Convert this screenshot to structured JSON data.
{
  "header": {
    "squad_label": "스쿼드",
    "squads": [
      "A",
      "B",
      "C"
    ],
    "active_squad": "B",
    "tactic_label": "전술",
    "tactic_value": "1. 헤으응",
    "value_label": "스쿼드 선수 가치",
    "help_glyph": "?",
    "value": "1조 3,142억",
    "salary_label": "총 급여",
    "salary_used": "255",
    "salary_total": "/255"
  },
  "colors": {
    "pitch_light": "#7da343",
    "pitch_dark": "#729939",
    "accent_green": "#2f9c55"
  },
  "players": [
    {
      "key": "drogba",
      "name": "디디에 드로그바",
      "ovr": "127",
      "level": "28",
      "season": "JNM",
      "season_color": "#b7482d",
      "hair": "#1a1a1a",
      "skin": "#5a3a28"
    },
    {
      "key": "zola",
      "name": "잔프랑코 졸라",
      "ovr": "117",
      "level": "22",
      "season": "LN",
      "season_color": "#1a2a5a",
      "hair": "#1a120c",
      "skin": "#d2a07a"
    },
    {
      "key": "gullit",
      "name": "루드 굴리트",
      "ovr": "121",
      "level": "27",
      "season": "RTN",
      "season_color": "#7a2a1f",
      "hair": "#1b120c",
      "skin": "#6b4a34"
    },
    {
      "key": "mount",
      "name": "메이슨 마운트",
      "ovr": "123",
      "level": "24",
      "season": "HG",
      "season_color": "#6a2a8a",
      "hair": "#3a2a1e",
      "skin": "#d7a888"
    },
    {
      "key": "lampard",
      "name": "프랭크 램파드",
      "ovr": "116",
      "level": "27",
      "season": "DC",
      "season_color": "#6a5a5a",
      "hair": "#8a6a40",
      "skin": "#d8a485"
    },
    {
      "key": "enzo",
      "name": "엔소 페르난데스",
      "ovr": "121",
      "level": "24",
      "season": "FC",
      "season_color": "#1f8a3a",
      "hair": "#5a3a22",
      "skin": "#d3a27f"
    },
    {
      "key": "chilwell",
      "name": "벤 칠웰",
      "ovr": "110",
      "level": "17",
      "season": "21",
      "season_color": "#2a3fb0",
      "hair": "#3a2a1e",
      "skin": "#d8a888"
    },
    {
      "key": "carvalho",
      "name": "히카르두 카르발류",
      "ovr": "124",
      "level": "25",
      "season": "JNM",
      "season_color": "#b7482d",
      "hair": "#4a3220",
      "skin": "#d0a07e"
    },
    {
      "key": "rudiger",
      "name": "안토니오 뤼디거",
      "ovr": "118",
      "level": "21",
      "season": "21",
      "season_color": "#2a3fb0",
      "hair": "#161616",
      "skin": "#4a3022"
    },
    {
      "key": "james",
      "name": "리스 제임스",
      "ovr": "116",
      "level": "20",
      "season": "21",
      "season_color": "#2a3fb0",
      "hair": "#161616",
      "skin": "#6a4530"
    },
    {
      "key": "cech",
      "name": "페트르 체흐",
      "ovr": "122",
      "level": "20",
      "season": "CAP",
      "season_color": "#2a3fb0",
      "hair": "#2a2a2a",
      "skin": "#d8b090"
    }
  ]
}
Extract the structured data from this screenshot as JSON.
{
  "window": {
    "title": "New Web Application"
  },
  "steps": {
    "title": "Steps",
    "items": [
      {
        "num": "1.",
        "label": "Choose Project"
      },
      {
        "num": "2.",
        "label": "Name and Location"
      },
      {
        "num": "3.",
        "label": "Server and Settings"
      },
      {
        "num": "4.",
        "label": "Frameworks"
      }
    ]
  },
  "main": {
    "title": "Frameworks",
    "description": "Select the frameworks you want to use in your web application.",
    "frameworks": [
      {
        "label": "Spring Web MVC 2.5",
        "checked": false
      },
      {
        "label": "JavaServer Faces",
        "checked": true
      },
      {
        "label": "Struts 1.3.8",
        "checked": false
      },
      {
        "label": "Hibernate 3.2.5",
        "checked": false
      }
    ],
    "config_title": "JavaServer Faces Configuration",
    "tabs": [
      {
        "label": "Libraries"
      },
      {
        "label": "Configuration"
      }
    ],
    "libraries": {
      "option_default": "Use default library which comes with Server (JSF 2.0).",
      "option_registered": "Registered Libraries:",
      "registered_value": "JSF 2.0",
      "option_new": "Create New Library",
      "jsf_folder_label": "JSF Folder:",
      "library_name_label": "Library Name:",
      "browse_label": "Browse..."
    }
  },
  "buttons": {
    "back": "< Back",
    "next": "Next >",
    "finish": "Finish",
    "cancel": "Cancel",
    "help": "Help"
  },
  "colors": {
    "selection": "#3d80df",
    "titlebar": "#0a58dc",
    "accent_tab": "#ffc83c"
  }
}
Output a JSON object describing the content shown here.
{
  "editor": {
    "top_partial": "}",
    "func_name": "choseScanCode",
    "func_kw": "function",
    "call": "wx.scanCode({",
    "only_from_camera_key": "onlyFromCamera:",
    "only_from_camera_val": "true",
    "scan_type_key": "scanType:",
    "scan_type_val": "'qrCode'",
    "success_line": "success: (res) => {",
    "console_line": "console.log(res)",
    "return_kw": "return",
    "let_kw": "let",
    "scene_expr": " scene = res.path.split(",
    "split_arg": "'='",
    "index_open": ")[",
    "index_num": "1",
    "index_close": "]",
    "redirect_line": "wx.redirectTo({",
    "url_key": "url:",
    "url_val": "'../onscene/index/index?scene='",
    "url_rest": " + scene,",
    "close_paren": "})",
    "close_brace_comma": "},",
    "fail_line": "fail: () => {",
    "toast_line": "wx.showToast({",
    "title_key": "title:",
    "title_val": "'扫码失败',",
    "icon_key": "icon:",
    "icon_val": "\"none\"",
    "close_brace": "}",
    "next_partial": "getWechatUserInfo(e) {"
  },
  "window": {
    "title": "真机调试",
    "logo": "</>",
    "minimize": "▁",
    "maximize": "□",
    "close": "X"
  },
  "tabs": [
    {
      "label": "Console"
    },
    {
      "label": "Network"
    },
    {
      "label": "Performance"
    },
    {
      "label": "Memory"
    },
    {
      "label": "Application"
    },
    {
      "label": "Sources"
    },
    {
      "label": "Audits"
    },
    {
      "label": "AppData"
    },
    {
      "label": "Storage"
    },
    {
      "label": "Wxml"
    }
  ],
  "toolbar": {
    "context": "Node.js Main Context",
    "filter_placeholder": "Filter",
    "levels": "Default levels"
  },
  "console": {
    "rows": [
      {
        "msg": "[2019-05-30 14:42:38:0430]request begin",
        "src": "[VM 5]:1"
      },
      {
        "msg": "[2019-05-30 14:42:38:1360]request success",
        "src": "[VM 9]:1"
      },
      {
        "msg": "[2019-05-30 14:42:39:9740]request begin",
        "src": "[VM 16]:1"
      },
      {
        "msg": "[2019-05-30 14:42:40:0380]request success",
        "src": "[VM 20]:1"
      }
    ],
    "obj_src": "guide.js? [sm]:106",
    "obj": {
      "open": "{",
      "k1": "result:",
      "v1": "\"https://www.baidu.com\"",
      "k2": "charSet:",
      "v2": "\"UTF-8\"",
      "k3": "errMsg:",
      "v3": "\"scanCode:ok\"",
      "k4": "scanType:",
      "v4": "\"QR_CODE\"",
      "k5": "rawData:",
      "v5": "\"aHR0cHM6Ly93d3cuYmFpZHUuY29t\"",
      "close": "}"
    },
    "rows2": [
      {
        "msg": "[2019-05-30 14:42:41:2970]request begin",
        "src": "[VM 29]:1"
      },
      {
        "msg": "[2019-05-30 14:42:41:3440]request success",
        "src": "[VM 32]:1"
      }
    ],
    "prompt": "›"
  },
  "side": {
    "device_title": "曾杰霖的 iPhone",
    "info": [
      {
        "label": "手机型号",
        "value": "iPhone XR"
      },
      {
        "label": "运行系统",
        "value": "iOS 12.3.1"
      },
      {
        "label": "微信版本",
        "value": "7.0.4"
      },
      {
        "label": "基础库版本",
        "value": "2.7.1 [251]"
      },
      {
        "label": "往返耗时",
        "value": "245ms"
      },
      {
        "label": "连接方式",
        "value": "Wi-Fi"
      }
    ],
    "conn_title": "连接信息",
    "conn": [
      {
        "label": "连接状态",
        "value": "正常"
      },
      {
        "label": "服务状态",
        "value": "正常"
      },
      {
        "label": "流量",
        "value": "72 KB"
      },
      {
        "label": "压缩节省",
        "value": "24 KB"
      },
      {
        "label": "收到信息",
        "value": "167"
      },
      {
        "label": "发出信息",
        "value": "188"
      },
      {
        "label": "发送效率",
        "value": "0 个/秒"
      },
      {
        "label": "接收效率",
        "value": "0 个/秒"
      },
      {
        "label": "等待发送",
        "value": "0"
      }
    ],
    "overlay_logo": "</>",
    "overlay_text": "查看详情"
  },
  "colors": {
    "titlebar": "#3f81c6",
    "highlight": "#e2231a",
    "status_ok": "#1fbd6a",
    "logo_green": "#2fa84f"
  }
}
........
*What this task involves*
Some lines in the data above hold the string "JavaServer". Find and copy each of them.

*Response box*
        "label": "JavaServer Faces",
    "config_title": "JavaServer Faces Configuration",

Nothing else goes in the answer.